Central Kootenay Waterbodies Clear of Invasive Mussels: Testing Yields Negative Results

The Central Kootenay Invasive Species Society (CKISS) proudly announces that Central Kootenay waterbodies remain free of the invasive zebra and quagga mussels, thanks to the ongoing efforts of the B.C. Invasive Mussel Defence Program. The latest sampling results, conducted between June and the end of October, revealed a clean bill of health for all 10 waterbodies tested, marking the eleventh consecutive year of success in the region.

Staff and contractors from CKISS undertook the crucial task of collecting 267 samples from local lakes and rivers, including Upper and Lower Arrow, Kootenay, Duncan, Slocan, Summit, and Whatshan Lakes, as well as the Columbia, Kootenay, and Slocan Rivers (upper and lower). These samples were analyzed at a B.C. Government designated lab – all results tested negative for the presence of zebra and quagga mussels (Dreissena polymorpha and Dreissena rostriformis bugenis).

CKISS staff collecting water samples from Arrow Lakes on a beautiful summer day.

The significance of this result cannot be overstated, as invasive mussels, once established in a waterbody, become virtually impossible to eradicate. CKISS remains steadfast in its commitment to preserving the ecological balance and natural beauty of the Central Kootenay region through continuous lake monitoring and outreach activities.

The threat of zebra and quagga mussels (ZQM) looms large, with potential devastating impacts on the environment, economy, and social fabric of the Kootenay region and beyond.

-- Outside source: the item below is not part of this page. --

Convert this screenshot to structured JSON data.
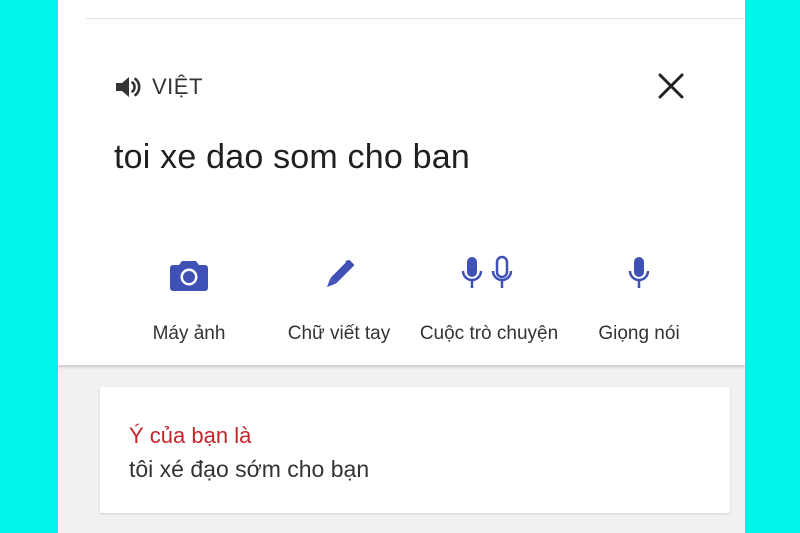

These invasive mussels have the ability to displace native aquatic plants and wildlife, leading to a reduction in biodiversity and ecosystem health. Furthermore, they can transform once pristine beaches into unsightly landscapes, covered in foul-smelling, razor-sharp shells, disrupting summer activities.

Picture-perfect beach threatened: Introducing zebra or quagga mussels could turn this pristine haven into a shell-covered landscape, disrupting summer fun with foul smells and razor-sharp shells. Let’s protect our shores! Photo: McDonald Creek Provincial Park – Arrow Lakes

ZQM possess unique characteristics that make them particularly challenging to control. Their ability to attach to hard surfaces and survive for extended periods out of the water increases the risk of spreading between waterbodies. The CKISS emphasizes the crucial role of preventive measures, urging watercraft users to Clean, Drain, and Dry boats and equipment when moving between waterbodies.

Tiny but Troublesome: Zebra Mussels, ranging from 1 mm to 3 cm in size as fully grown adults. Recognized by their brown or cream-colored shells adorned with jagged brown or black stripes. The D-shaped shells spell trouble, causing local extirpation of native mussel populations and filtering water to the point of removing crucial food sources like plankton. Their impact extends to fish, wildlife, drinking water, and even recreational activities, posing risks to swimmers with their sharp shells. The hidden costs? Increased expenses in maintaining power generation, sewage, and water facilities Photo:Amy Benson

The CKISS calls on all individuals bringing motorized or non-motorized watercraft into British Columbia to contact the B.C. Invasive Mussel Defence Program. This proactive step will help determine if a boat is high-risk and should undergo inspection and potential decontamination before accessing B.C.’s lakes and rivers. If you are transporting a watercraft in B.C., you must stop and report to all invasive mussel watercraft inspection stations along your travel route. Watercraft includes sailboats, motorboats, car toppers, kayaks, canoes, and paddle boards being transported in B.C. For more information about the B.C. Invasive Mussel Defence Program, visit www.gov.bc.ca/invasivemussels.

In the face of this persistent threat, the CKISS remains dedicated to safeguarding Kootenay waterbodies and encourages public cooperation in the ongoing battle against invasive mussels.

CKISS recognizes the Habitat Conservation Trust Foundation, and the Province of British Columbia for making significant financial contributions to support the Invasive Mussel Defence Program. These lake monitoring efforts support the Province’s ongoing delivery of the Invasive Mussel Defence Program.

CKISS would also like to recognize the contribution of the Columbia Power on this project.